14.2.1 Introduction

As noted in a previous chapter, the light our eyes see is but a small part of a broad spectrum of electromagnetic radiation. On the immediate high energy side of the visible spectrum lies the ultraviolet, and on the low energy side is the infrared. The portion of the infrared region most useful for analysis of organic compounds is not immediately adjacent to the visible spectrum, but is that having a wavelength range from 2,500 to 16,000 nm, with a corresponding frequency range from 1.9*1013 to 1.2*1014 Hz. 

Photon energies associated with this part of the infrared (from 1 to 15 kcal/mole) are not large enough to excite electrons, but may induce vibrational excitation of covalently bonded atoms and groups. The covalent bonds in molecules are not rigid sticks or rods, such as found in molecular model kits, but are more like stiff springs that can be stretched and bent. The mobile nature of organic molecules was noted in the chapter concerning conformational isomers. We must now recognize that, in addition to the facile rotation of groups about single bonds, molecules experience a wide variety of vibrational motions, characteristic of their component atoms. Consequently, virtually all organic compounds will absorb infrared radiation that corresponds in energy to these vibrations. Infrared spectrometers, similar in principle to the UV-Visible spectrometer described elsewhere, permit chemists to obtain absorption spectra of compounds that are a unique reflection of their molecular structure. An example of such a spectrum is that of the flavoring agent vanillin, shown below.

The complexity of this spectrum is typical of most infrared spectra, and illustrates their use in identifying substances. The gap in the spectrum between 700 & 800 cm-1 is due to solvent (CCl4) absorption. Further analysis (below) will show that this spectrum also indicates the presence of an aldehyde function, a phenolic hydroxyl and a substituted benzene ring. The inverted display of absorption, compared with UV-Visible spectra, is characteristic. Thus a sample that did not absorb at all would record a horizontal line at 100% transmittance (top of the chart).


Frequency - Wavelength Converter

 Frequency in cm-1

 Wavelength in μ
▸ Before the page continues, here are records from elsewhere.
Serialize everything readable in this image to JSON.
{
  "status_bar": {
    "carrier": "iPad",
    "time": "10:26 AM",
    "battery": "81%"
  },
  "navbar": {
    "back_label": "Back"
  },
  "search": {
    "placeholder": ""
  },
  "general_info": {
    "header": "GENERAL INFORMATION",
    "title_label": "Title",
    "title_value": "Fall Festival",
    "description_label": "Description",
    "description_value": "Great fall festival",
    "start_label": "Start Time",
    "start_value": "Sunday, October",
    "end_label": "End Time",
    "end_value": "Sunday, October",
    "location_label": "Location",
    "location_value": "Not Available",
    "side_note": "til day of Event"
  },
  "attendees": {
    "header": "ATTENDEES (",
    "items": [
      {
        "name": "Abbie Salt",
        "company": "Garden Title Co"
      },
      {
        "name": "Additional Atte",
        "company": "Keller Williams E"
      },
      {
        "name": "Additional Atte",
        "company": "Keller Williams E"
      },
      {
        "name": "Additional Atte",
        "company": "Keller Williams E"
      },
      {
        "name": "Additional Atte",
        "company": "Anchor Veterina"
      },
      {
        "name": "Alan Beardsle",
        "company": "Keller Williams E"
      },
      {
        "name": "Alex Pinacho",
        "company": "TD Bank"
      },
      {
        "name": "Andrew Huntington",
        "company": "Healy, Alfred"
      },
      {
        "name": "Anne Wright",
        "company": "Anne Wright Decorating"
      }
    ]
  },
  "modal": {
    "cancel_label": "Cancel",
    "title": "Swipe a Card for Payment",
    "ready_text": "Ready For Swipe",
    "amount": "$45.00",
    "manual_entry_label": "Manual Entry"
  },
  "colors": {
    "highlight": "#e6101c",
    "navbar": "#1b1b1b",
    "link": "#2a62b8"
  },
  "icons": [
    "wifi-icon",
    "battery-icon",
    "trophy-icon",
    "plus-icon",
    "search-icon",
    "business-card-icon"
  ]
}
The frequency scale at the bottom of the chart is given in units of reciprocal centimeters (cm-1) rather than Hz, because the numbers are more manageable. The reciprocal centimeter is the number of wave cycles in one centimeter; whereas, frequency in cycles per second or Hz is equal to the number of wave cycles in 3*1010 cm (the distance covered by light in one second). Wavelength units are in micrometers, microns (μ), instead of nanometers for the same reason. Most infrared spectra are displayed on a linear frequency scale, as shown here, but in some older texts a linear wavelength scale is used. A calculator for interconverting these frequency and wavelength values is provided on the right. Simply enter the value to be converted in the appropriate box, press "Calculate" and the equivalent number will appear in the empty box.
Infrared spectra may be obtained from samples in all phases (liquid, solid and gaseous). Liquids are usually examined as a thin film sandwiched between two polished salt plates (note that glass absorbs infrared radiation, whereas NaCl is transparent). If solvents are used to dissolve solids, care must be taken to avoid obscuring important spectral regions by solvent absorption. Perchlorinated solvents such as carbon tetrachloride, chloroform and tetrachloroethene are commonly used. Alternatively, solids may either be incorporated in a thin KBr disk, prepared under high pressure, or mixed with a little non-volatile liquid and ground to a paste (or mull) that is smeared between salt plates.